Your objective
Would you return the data exactly as given, except for its pictures?

== Segment start ==

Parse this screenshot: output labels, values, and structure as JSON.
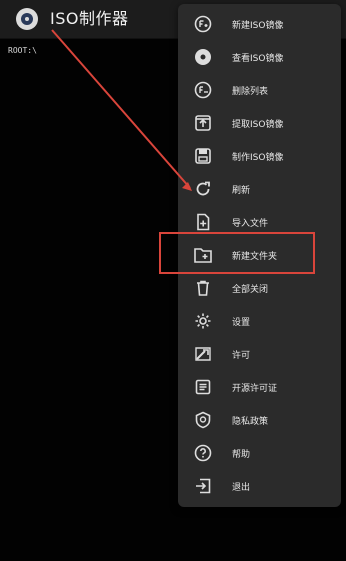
{
  "app": {
    "title": "ISO制作器",
    "icon": "disc-icon"
  },
  "browser": {
    "path": "ROOT:\\"
  },
  "menu": {
    "items": [
      {
        "label": "新建ISO镜像",
        "icon": "new-iso-icon"
      },
      {
        "label": "查看ISO镜像",
        "icon": "view-iso-icon"
      },
      {
        "label": "删除列表",
        "icon": "delete-list-icon"
      },
      {
        "label": "提取ISO镜像",
        "icon": "extract-iso-icon"
      },
      {
        "label": "制作ISO镜像",
        "icon": "make-iso-icon"
      },
      {
        "label": "刷新",
        "icon": "refresh-icon"
      },
      {
        "label": "导入文件",
        "icon": "import-file-icon"
      },
      {
        "label": "新建文件夹",
        "icon": "new-folder-icon"
      },
      {
        "label": "全部关闭",
        "icon": "trash-icon"
      },
      {
        "label": "设置",
        "icon": "gear-icon"
      },
      {
        "label": "许可",
        "icon": "license-icon"
      },
      {
        "label": "开源许可证",
        "icon": "open-source-license-icon"
      },
      {
        "label": "隐私政策",
        "icon": "privacy-icon"
      },
      {
        "label": "帮助",
        "icon": "help-icon"
      },
      {
        "label": "退出",
        "icon": "exit-icon"
      }
    ]
  },
  "colors": {
    "annotation": "#d9453b",
    "menu_bg": "#2b2b2b",
    "appbar_bg": "#1c1c1c"
  }
}
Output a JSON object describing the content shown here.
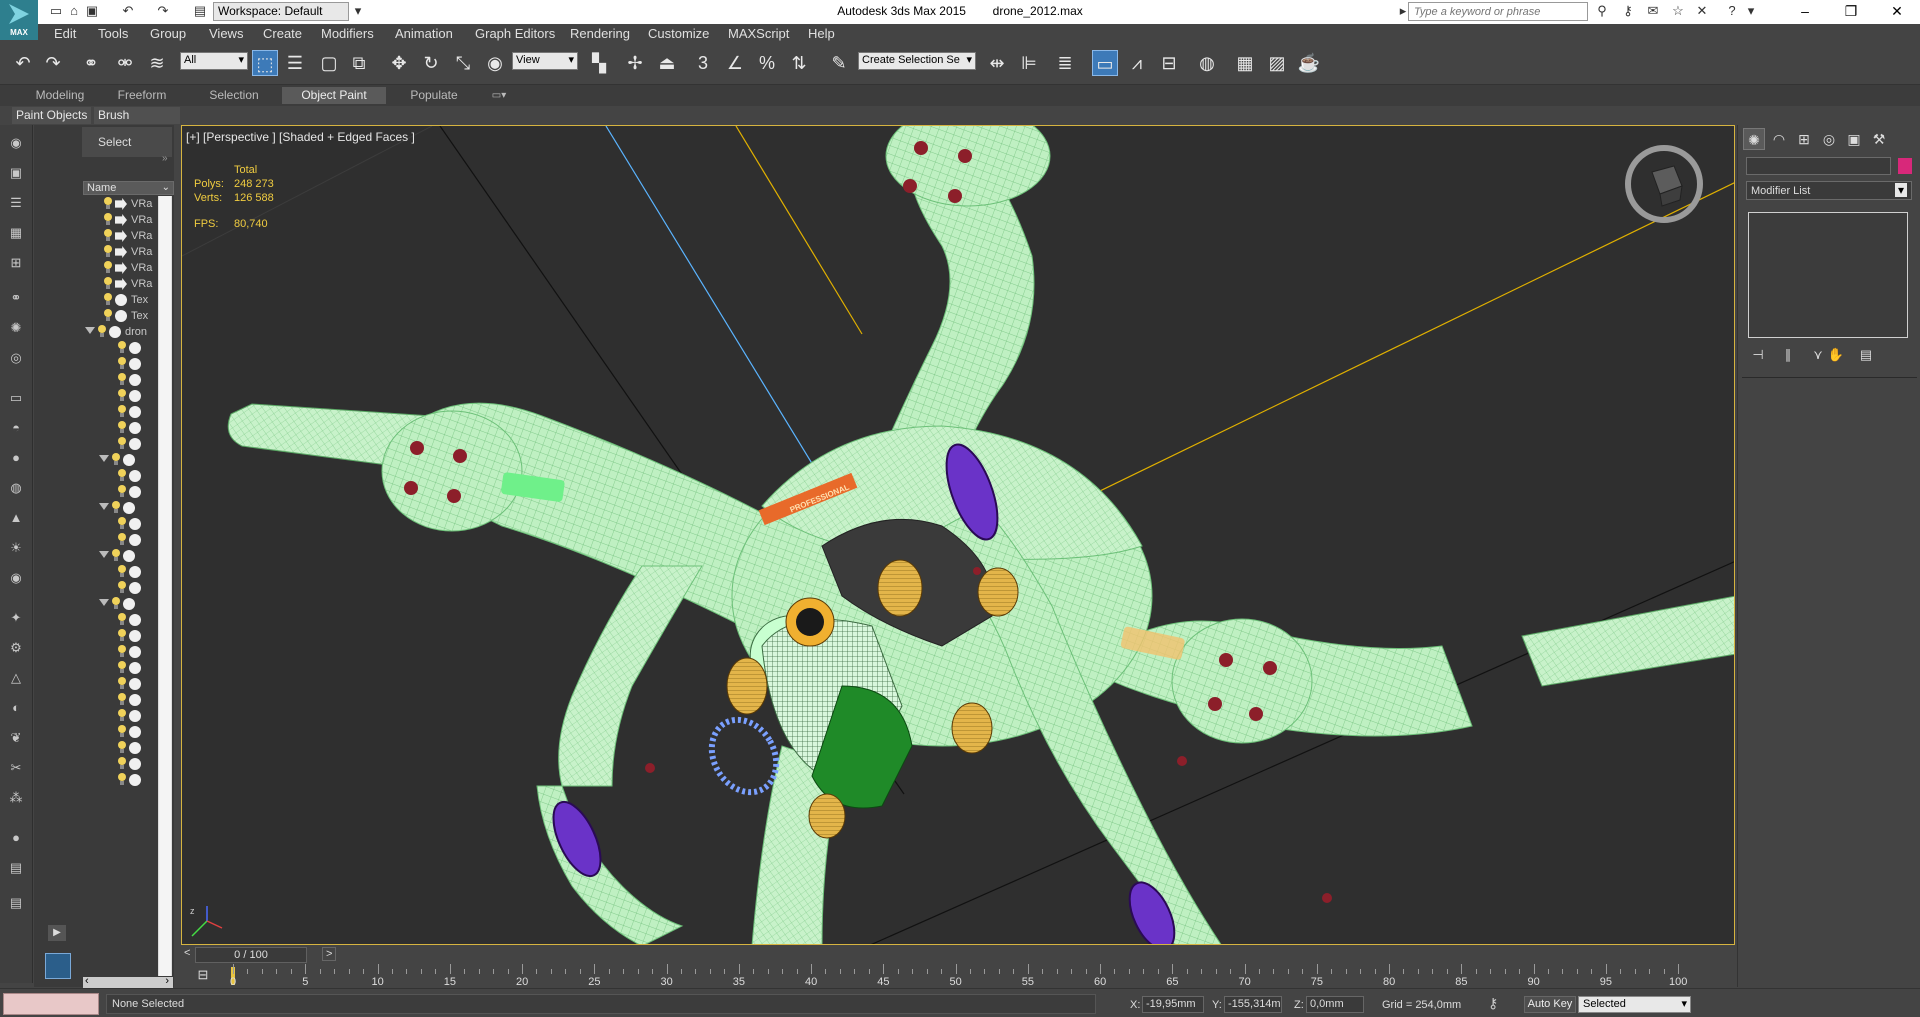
{
  "title_bar": {
    "logo_text": "MAX",
    "workspace": "Workspace: Default",
    "app_name": "Autodesk 3ds Max  2015",
    "file_name": "drone_2012.max",
    "search_placeholder": "Type a keyword or phrase"
  },
  "menu": {
    "items": [
      "Edit",
      "Tools",
      "Group",
      "Views",
      "Create",
      "Modifiers",
      "Animation",
      "Graph Editors",
      "Rendering",
      "Customize",
      "MAXScript",
      "Help"
    ]
  },
  "toolbar": {
    "selection_filter": "All",
    "reference_coord": "View",
    "named_selection": "Create Selection Se",
    "snap_label": "3"
  },
  "ribbon": {
    "tabs": [
      "Modeling",
      "Freeform",
      "Selection",
      "Object Paint",
      "Populate"
    ],
    "active_tab": "Object Paint",
    "subtabs": [
      "Paint Objects",
      "Brush Settings"
    ]
  },
  "scene_explorer": {
    "header": "Select",
    "column_name": "Name",
    "rows": [
      {
        "label": "VRa",
        "kind": "light"
      },
      {
        "label": "VRa",
        "kind": "light"
      },
      {
        "label": "VRa",
        "kind": "light"
      },
      {
        "label": "VRa",
        "kind": "light"
      },
      {
        "label": "VRa",
        "kind": "camera"
      },
      {
        "label": "VRa",
        "kind": "camera"
      },
      {
        "label": "Tex",
        "kind": "texture"
      },
      {
        "label": "Tex",
        "kind": "texture"
      },
      {
        "label": "dron",
        "kind": "group"
      }
    ]
  },
  "viewport": {
    "label": "[+] [Perspective ] [Shaded + Edged Faces ]",
    "stats": {
      "total_label": "Total",
      "polys_label": "Polys:",
      "polys_value": "248 273",
      "verts_label": "Verts:",
      "verts_value": "126 588",
      "fps_label": "FPS:",
      "fps_value": "80,740"
    },
    "logo_text": "PROFESSIONAL"
  },
  "timeline": {
    "slider_text": "0 / 100",
    "prev": "<",
    "next": ">",
    "labels": [
      "0",
      "5",
      "10",
      "15",
      "20",
      "25",
      "30",
      "35",
      "40",
      "45",
      "50",
      "55",
      "60",
      "65",
      "70",
      "75",
      "80",
      "85",
      "90",
      "95",
      "100"
    ]
  },
  "command_panel": {
    "modifier_list": "Modifier List",
    "object_color": "#d8287a"
  },
  "status_bar": {
    "status": "None Selected",
    "x_label": "X:",
    "x_value": "-19,95mm",
    "y_label": "Y:",
    "y_value": "-155,314m",
    "z_label": "Z:",
    "z_value": "0,0mm",
    "grid": "Grid = 254,0mm",
    "auto_key": "Auto Key",
    "key_filter": "Selected"
  },
  "colors": {
    "ui_bg": "#444444",
    "viewport_bg": "#2f2f2f",
    "wire_green": "#9fe8a4",
    "stats_yellow": "#f0cc40",
    "selection_blue": "#3d7ab8"
  }
}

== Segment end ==

The completed task
Parse this screenshot: output labels, values, and structure as JSON.
{
  "app": {
    "title": "ISO制作器",
    "icon": "disc-icon"
  },
  "browser": {
    "path": "ROOT:\\"
  },
  "menu": {
    "items": [
      {
        "label": "新建ISO镜像",
        "icon": "new-iso-icon"
      },
      {
        "label": "查看ISO镜像",
        "icon": "view-iso-icon"
      },
      {
        "label": "删除列表",
        "icon": "delete-list-icon"
      },
      {
        "label": "提取ISO镜像",
        "icon": "extract-iso-icon"
      },
      {
        "label": "制作ISO镜像",
        "icon": "make-iso-icon"
      },
      {
        "label": "刷新",
        "icon": "refresh-icon"
      },
      {
        "label": "导入文件",
        "icon": "import-file-icon"
      },
      {
        "label": "新建文件夹",
        "icon": "new-folder-icon"
      },
      {
        "label": "全部关闭",
        "icon": "trash-icon"
      },
      {
        "label": "设置",
        "icon": "gear-icon"
      },
      {
        "label": "许可",
        "icon": "license-icon"
      },
      {
        "label": "开源许可证",
        "icon": "open-source-license-icon"
      },
      {
        "label": "隐私政策",
        "icon": "privacy-icon"
      },
      {
        "label": "帮助",
        "icon": "help-icon"
      },
      {
        "label": "退出",
        "icon": "exit-icon"
      }
    ]
  },
  "colors": {
    "annotation": "#d9453b",
    "menu_bg": "#2b2b2b",
    "appbar_bg": "#1c1c1c"
  }
}
Output a JSON object describing the content shown here.
{
  "title_bar": {
    "logo_text": "MAX",
    "workspace": "Workspace: Default",
    "app_name": "Autodesk 3ds Max  2015",
    "file_name": "drone_2012.max",
    "search_placeholder": "Type a keyword or phrase"
  },
  "menu": {
    "items": [
      "Edit",
      "Tools",
      "Group",
      "Views",
      "Create",
      "Modifiers",
      "Animation",
      "Graph Editors",
      "Rendering",
      "Customize",
      "MAXScript",
      "Help"
    ]
  },
  "toolbar": {
    "selection_filter": "All",
    "reference_coord": "View",
    "named_selection": "Create Selection Se",
    "snap_label": "3"
  },
  "ribbon": {
    "tabs": [
      "Modeling",
      "Freeform",
      "Selection",
      "Object Paint",
      "Populate"
    ],
    "active_tab": "Object Paint",
    "subtabs": [
      "Paint Objects",
      "Brush Settings"
    ]
  },
  "scene_explorer": {
    "header": "Select",
    "column_name": "Name",
    "rows": [
      {
        "label": "VRa",
        "kind": "light"
      },
      {
        "label": "VRa",
        "kind": "light"
      },
      {
        "label": "VRa",
        "kind": "light"
      },
      {
        "label": "VRa",
        "kind": "light"
      },
      {
        "label": "VRa",
        "kind": "camera"
      },
      {
        "label": "VRa",
        "kind": "camera"
      },
      {
        "label": "Tex",
        "kind": "texture"
      },
      {
        "label": "Tex",
        "kind": "texture"
      },
      {
        "label": "dron",
        "kind": "group"
      }
    ]
  },
  "viewport": {
    "label": "[+] [Perspective ] [Shaded + Edged Faces ]",
    "stats": {
      "total_label": "Total",
      "polys_label": "Polys:",
      "polys_value": "248 273",
      "verts_label": "Verts:",
      "verts_value": "126 588",
      "fps_label": "FPS:",
      "fps_value": "80,740"
    },
    "logo_text": "PROFESSIONAL"
  },
  "timeline": {
    "slider_text": "0 / 100",
    "prev": "<",
    "next": ">",
    "labels": [
      "0",
      "5",
      "10",
      "15",
      "20",
      "25",
      "30",
      "35",
      "40",
      "45",
      "50",
      "55",
      "60",
      "65",
      "70",
      "75",
      "80",
      "85",
      "90",
      "95",
      "100"
    ]
  },
  "command_panel": {
    "modifier_list": "Modifier List",
    "object_color": "#d8287a"
  },
  "status_bar": {
    "status": "None Selected",
    "x_label": "X:",
    "x_value": "-19,95mm",
    "y_label": "Y:",
    "y_value": "-155,314m",
    "z_label": "Z:",
    "z_value": "0,0mm",
    "grid": "Grid = 254,0mm",
    "auto_key": "Auto Key",
    "key_filter": "Selected"
  },
  "colors": {
    "ui_bg": "#444444",
    "viewport_bg": "#2f2f2f",
    "wire_green": "#9fe8a4",
    "stats_yellow": "#f0cc40",
    "selection_blue": "#3d7ab8"
  }
}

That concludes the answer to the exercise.